◆ How to complete this task: Leave the images behind and copy every record exactly.

========

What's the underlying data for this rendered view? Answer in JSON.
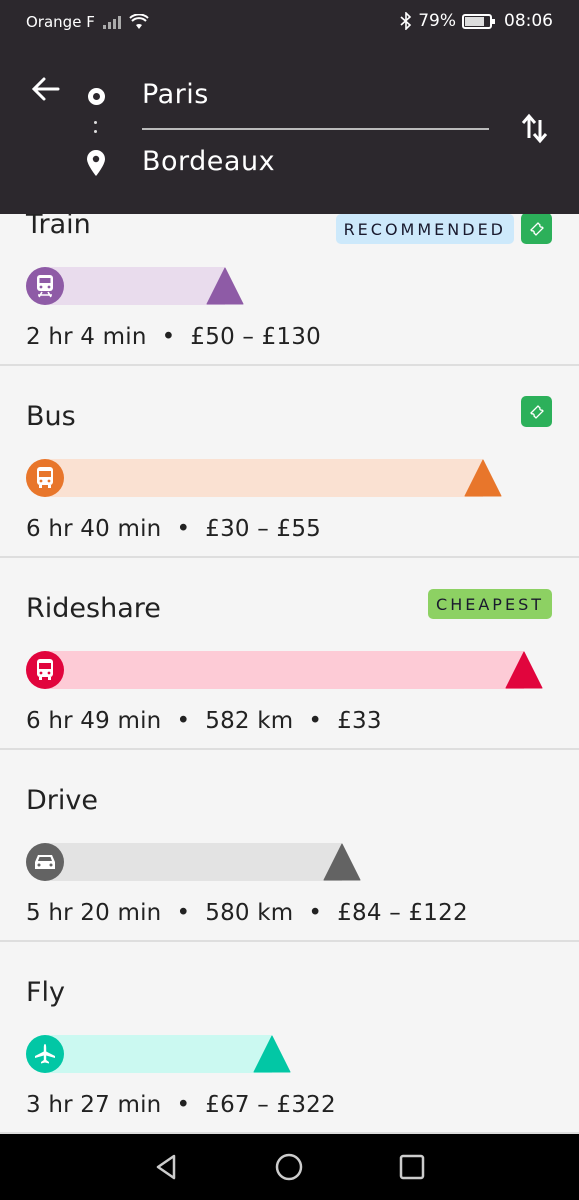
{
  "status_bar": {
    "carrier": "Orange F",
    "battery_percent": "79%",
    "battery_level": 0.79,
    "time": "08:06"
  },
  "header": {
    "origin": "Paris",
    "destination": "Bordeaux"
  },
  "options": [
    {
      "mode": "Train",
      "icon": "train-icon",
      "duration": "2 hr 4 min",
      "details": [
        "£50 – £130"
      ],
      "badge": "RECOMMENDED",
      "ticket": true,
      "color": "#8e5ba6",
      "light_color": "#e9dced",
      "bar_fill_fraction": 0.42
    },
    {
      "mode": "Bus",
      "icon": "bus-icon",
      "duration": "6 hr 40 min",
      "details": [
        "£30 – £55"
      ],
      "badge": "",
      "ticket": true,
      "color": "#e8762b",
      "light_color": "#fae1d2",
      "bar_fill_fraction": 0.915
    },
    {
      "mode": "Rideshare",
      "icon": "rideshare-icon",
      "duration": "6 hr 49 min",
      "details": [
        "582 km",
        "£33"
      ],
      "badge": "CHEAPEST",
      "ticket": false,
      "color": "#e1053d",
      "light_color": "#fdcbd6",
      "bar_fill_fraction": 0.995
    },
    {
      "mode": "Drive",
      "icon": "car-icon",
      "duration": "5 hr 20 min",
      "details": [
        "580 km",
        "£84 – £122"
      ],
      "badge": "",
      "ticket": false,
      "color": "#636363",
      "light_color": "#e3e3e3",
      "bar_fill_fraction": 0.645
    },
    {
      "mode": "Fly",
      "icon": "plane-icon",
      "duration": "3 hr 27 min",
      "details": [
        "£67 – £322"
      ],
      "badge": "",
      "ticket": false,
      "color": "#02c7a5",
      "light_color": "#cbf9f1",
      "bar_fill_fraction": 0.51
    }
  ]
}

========

◆ Response to the task:
What's the underlying data for this rendered view? Answer in JSON.
{
  "status_bar": {
    "carrier": "Orange F",
    "battery_percent": "79%",
    "battery_level": 0.79,
    "time": "08:06"
  },
  "header": {
    "origin": "Paris",
    "destination": "Bordeaux"
  },
  "options": [
    {
      "mode": "Train",
      "icon": "train-icon",
      "duration": "2 hr 4 min",
      "details": [
        "£50 – £130"
      ],
      "badge": "RECOMMENDED",
      "ticket": true,
      "color": "#8e5ba6",
      "light_color": "#e9dced",
      "bar_fill_fraction": 0.42
    },
    {
      "mode": "Bus",
      "icon": "bus-icon",
      "duration": "6 hr 40 min",
      "details": [
        "£30 – £55"
      ],
      "badge": "",
      "ticket": true,
      "color": "#e8762b",
      "light_color": "#fae1d2",
      "bar_fill_fraction": 0.915
    },
    {
      "mode": "Rideshare",
      "icon": "rideshare-icon",
      "duration": "6 hr 49 min",
      "details": [
        "582 km",
        "£33"
      ],
      "badge": "CHEAPEST",
      "ticket": false,
      "color": "#e1053d",
      "light_color": "#fdcbd6",
      "bar_fill_fraction": 0.995
    },
    {
      "mode": "Drive",
      "icon": "car-icon",
      "duration": "5 hr 20 min",
      "details": [
        "580 km",
        "£84 – £122"
      ],
      "badge": "",
      "ticket": false,
      "color": "#636363",
      "light_color": "#e3e3e3",
      "bar_fill_fraction": 0.645
    },
    {
      "mode": "Fly",
      "icon": "plane-icon",
      "duration": "3 hr 27 min",
      "details": [
        "£67 – £322"
      ],
      "badge": "",
      "ticket": false,
      "color": "#02c7a5",
      "light_color": "#cbf9f1",
      "bar_fill_fraction": 0.51
    }
  ]
}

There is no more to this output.